What distinguishes the leaders of the Al Qaeda organization, wherever they may be, is their political ignorance and their desire to appear in the media. This is a positive thing as it always helps to expose the danger that they pose to those concerned and to public opinion. The most recent example of this was Al Qaeda’s statements on Yemen.
In a recording that was posted [on a website on] Wednesday, Abu Basir Nasser al Wahayshi, the leader of Al Qaeda in the Arabian Peninsula, declared Al Qaeda’s support of the southern Yemenis who are calling for secession. This can be considered a crucial matter to those who hesitate in declaring their position on secession in Yemen.
The Al Qaeda organization believes that the separation of the south from the rest of Yemen is a “right granted by religion,” according to al Wahayshi. He didn’t say this merely to justify secession; this is what Al Qaeda really believes, as it strives to cause disorder and instability because it does not believe in [the concepts of] states and regimes. Al Qaeda believes in the Caliphate and it knows that any stable, secure country would not be suitable for its activities and its destructive endeavors, as Al Qaeda can only grow and gain strength in collapsed states where it finds tribal and sectarian rivalry.
That is what happened in Afghanistan and this is what is happening today in southern Pakistan. This was also the case in Iraq following the collapse of the former regime and the outbreak of chaos and after the fire of sectarian clashes ravaged Iraq. The same thing is happening in Somalia, which is considered a new indicator of the Al Qaeda threat. Whoever looks at a map can see that Somalia, which really is a fallen state, is not far from Yemen. Therefore weakening the Yemeni state, separating part of it and transforming it into areas for training and attracting new fighters to join Al Qaeda, means that the organization will control the Strait of Bab al Mandeb. This automatically means that Saudi Arabia, and of course the Gulf States, and also the navigation of the Red Sea, would have fallen into the claws of the new Al Qaeda state. This indicates a new draining [of resources] for the regional states and signs of evil events to come, and only God knows when this would end.

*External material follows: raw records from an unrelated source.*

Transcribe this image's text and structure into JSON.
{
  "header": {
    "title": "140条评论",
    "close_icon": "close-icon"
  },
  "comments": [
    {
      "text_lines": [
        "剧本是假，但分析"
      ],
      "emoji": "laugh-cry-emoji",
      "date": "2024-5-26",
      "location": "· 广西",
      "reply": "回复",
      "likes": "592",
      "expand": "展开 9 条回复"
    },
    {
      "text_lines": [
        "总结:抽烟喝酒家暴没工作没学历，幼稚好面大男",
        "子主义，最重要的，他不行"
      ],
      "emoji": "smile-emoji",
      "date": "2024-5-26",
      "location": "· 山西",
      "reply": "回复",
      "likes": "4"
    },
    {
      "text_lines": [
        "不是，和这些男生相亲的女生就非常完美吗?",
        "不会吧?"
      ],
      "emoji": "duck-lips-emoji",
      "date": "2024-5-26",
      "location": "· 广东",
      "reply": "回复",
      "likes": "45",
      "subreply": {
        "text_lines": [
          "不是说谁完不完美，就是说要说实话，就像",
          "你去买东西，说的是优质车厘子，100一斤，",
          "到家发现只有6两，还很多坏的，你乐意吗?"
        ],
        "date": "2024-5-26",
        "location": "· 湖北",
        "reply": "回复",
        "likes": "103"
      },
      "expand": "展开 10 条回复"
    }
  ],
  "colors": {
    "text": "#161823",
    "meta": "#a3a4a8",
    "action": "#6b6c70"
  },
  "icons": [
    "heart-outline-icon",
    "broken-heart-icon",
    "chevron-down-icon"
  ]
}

Therefore, it is vital today that the central leadership in Yemen is supported. It is not a bargaining chip or an issue that can be neglected or put off as the threat is larger than many believe. Its evil will spread and will not only concern Yemen or Saudi Arabia alone.
For its part, Riyadh decisively announced its position regarding what is happening in Yemen as Prince Naif Bin Abdulaziz, Saudi’s Second Deputy Prime Minister, stated that his country will cooperate with Yemen “without any reservation”. This was further reiterated by Prince Saud al Faisal who said that his country “is with Yemen all the way.”
Some might say that the separatist calls in the south of Yemen have no connection to Al Qaeda from near or afar and that their intentions are sincere and their demands are fair. But what they, and others, must realize is that the road to hell is paved with good intentions.
Moreover, tribal and sectarian rivalry does not build states nor will it solve any problems. Grievances do not legitimize oppression and this is something that we must realize in our Arab countries where it has become clear that citizenship and the nation are still somewhat immature concepts to people of the Arab world whether they are politicians or citizens.